* [About this exercise] Using the listing below, return every line that includes "SALES".
Data for this exercise Start Marker
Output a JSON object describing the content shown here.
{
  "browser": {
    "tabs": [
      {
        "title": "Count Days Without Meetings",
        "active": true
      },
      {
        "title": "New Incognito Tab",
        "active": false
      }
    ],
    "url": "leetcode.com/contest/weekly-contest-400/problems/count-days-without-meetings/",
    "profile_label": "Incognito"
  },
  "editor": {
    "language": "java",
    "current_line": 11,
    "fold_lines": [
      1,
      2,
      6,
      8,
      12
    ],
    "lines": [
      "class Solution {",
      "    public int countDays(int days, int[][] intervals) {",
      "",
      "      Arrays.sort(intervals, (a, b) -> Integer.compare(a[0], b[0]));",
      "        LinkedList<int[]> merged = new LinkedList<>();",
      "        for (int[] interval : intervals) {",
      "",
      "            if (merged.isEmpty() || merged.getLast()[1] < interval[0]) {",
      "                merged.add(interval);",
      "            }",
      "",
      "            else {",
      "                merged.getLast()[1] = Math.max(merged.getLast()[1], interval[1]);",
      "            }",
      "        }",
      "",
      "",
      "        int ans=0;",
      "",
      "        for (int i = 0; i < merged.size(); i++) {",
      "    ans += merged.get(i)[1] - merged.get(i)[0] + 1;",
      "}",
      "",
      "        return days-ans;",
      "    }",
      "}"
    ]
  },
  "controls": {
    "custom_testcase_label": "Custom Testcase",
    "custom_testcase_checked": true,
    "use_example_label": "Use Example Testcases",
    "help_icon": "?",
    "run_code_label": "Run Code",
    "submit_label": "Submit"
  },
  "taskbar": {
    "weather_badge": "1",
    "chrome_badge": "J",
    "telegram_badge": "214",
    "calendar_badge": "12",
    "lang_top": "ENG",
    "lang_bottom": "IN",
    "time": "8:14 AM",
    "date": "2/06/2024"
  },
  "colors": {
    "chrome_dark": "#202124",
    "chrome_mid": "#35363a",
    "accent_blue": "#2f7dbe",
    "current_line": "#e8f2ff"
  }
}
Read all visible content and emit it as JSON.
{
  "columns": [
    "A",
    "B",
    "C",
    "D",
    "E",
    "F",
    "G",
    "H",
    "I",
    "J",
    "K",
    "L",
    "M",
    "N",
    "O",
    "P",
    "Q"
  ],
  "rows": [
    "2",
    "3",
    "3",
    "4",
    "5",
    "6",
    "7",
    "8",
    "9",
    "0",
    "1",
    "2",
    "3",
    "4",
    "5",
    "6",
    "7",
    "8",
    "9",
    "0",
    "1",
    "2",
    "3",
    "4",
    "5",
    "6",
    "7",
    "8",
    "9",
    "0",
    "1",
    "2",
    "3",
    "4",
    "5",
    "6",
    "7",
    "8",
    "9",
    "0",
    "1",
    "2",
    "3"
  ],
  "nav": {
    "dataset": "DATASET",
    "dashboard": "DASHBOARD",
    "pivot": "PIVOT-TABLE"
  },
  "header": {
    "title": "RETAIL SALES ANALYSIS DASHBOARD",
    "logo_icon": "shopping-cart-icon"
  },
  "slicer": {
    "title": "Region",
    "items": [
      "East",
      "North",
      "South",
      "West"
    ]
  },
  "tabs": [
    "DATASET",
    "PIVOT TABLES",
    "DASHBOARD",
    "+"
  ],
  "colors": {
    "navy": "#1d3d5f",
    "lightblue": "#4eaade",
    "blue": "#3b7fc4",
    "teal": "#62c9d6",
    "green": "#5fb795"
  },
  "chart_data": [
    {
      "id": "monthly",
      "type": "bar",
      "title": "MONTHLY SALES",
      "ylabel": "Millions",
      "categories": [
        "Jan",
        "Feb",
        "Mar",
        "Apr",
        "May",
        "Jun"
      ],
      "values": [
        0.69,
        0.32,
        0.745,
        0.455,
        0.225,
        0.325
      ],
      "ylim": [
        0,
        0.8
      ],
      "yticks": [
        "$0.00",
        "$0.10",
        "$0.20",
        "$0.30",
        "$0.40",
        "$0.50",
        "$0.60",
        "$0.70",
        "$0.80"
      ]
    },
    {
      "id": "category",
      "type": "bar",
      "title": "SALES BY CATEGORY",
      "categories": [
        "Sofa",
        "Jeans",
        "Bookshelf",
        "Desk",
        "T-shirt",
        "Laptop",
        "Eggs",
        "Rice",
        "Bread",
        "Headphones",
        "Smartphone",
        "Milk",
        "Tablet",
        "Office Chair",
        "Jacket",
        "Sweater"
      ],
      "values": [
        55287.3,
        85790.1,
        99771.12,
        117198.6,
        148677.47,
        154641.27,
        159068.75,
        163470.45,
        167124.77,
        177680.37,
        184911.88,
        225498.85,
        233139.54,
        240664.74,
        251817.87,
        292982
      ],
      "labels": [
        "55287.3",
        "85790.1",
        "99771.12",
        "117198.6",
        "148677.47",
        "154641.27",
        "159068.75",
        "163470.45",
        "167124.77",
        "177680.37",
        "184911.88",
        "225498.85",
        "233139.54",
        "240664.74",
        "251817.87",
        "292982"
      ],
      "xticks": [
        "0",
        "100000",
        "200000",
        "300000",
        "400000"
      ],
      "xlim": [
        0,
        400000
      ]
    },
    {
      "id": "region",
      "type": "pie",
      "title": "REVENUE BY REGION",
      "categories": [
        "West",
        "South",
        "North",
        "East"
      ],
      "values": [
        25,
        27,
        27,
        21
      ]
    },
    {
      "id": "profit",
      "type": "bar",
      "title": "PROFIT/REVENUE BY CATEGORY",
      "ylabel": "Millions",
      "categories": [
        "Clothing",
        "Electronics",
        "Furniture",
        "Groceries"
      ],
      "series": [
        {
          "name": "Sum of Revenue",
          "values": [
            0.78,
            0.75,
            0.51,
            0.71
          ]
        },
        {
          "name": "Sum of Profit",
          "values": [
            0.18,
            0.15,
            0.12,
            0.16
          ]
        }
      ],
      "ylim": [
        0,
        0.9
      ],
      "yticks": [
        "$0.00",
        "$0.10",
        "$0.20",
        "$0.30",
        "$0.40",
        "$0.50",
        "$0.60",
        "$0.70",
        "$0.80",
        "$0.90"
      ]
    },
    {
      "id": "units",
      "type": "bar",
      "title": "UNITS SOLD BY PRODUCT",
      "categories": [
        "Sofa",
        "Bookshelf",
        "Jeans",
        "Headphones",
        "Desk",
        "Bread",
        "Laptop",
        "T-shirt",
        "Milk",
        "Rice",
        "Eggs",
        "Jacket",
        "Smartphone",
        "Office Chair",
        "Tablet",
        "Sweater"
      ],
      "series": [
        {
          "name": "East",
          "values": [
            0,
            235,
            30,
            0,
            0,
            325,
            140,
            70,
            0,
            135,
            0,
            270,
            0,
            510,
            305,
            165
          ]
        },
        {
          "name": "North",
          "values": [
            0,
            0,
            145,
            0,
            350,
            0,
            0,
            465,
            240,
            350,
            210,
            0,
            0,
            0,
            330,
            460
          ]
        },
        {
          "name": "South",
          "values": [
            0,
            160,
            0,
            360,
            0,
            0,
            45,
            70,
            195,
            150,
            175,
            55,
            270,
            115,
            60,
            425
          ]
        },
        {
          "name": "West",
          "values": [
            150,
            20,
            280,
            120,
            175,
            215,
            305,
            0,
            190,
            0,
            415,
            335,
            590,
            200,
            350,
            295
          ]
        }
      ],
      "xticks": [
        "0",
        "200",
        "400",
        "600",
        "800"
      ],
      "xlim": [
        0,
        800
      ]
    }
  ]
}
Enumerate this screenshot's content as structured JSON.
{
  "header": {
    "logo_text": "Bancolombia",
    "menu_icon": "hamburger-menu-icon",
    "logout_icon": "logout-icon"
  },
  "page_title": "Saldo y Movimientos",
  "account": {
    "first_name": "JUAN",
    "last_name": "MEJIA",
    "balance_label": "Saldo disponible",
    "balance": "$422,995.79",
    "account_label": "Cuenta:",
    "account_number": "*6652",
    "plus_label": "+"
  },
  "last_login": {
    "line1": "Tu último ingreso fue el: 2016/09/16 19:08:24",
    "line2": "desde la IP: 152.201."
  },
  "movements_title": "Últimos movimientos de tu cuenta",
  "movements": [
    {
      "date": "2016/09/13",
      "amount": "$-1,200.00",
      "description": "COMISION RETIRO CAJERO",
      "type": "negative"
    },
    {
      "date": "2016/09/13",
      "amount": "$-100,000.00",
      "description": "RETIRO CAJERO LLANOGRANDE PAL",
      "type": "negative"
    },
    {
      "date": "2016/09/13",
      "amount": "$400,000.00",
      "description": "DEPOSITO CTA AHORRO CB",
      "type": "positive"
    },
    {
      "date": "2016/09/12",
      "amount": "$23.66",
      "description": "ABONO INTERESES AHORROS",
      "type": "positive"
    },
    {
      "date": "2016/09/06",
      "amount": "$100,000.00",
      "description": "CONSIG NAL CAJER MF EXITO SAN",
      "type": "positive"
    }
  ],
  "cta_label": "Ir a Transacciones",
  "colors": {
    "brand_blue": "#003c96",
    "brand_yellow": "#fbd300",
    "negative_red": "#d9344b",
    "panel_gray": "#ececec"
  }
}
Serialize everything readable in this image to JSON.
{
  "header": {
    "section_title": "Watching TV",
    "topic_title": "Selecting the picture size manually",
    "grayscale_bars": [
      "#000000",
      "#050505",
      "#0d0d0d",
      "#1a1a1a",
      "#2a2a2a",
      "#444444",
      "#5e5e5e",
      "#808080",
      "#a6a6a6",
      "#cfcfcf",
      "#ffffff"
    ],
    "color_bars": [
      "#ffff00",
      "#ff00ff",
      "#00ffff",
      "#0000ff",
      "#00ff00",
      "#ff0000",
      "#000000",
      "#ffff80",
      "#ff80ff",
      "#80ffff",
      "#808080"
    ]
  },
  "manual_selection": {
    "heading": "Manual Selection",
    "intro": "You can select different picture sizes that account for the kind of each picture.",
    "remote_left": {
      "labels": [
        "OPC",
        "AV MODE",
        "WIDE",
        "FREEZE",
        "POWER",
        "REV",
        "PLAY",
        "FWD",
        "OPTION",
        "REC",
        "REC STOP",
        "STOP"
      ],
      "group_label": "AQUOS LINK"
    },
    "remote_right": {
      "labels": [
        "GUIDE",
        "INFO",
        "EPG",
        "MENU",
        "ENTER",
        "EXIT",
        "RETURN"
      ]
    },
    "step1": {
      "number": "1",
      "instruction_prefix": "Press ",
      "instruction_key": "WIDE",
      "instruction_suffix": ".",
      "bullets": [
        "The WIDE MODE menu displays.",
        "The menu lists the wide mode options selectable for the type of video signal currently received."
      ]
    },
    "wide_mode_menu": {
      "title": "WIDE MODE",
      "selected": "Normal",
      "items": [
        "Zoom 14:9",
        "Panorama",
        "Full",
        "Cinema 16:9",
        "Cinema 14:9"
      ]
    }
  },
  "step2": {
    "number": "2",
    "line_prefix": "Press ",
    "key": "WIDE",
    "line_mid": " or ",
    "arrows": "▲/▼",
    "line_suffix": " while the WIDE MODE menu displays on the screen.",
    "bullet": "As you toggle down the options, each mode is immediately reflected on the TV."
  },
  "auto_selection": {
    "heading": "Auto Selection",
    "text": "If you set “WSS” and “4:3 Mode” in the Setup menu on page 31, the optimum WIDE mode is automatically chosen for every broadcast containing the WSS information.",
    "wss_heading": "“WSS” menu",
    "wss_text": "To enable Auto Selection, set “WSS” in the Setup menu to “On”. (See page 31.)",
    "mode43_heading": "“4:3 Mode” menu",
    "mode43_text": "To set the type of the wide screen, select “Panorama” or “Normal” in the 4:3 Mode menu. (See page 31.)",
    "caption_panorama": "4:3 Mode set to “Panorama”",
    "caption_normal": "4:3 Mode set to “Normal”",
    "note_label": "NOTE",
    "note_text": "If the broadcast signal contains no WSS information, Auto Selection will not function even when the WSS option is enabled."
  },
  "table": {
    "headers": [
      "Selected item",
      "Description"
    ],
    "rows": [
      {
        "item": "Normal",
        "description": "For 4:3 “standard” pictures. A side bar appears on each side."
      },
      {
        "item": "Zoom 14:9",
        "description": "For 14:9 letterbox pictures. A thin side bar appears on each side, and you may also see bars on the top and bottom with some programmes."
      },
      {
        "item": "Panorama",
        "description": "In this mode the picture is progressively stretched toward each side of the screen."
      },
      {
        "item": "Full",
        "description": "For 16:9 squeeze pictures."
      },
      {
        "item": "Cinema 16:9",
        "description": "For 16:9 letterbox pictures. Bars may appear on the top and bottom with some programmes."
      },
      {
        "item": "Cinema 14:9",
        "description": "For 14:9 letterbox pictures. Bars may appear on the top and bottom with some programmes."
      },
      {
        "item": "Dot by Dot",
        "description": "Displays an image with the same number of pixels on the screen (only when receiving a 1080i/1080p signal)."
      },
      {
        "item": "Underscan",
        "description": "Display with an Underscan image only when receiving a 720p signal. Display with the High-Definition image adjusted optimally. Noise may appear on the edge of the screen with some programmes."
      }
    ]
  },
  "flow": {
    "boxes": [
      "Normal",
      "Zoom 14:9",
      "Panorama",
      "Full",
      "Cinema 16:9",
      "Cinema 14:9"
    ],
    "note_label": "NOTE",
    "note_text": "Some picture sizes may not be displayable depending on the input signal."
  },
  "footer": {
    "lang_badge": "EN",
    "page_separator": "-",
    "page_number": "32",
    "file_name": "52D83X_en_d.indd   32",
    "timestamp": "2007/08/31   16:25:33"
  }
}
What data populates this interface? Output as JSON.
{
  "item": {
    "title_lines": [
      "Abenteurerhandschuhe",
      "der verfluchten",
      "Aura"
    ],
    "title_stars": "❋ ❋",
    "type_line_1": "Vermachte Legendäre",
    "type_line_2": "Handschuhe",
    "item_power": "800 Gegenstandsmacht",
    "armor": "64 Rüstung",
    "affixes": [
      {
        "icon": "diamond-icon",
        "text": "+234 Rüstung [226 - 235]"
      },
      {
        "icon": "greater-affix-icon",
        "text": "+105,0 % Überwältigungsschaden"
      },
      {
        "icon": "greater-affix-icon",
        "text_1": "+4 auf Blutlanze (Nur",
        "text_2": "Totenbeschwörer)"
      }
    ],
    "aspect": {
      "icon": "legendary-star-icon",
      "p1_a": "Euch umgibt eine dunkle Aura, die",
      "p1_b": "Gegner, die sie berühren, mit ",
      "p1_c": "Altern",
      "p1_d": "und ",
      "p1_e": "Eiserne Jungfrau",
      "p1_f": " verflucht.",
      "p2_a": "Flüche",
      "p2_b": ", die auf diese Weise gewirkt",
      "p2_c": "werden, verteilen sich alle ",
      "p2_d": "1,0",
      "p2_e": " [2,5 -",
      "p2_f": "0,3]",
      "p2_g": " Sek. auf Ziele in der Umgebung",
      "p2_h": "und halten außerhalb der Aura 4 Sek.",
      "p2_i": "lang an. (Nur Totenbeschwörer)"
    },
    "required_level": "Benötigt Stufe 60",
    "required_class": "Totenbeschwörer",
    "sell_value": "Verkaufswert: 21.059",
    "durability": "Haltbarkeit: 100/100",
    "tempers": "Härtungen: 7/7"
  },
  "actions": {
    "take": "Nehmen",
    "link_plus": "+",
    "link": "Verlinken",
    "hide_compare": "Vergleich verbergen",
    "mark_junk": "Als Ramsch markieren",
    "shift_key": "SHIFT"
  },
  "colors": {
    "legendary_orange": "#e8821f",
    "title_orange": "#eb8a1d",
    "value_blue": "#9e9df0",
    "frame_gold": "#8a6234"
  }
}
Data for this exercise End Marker
* [Response to this exercise]
    "title": "RETAIL SALES ANALYSIS DASHBOARD",
      "title": "MONTHLY SALES",
      "title": "SALES BY CATEGORY",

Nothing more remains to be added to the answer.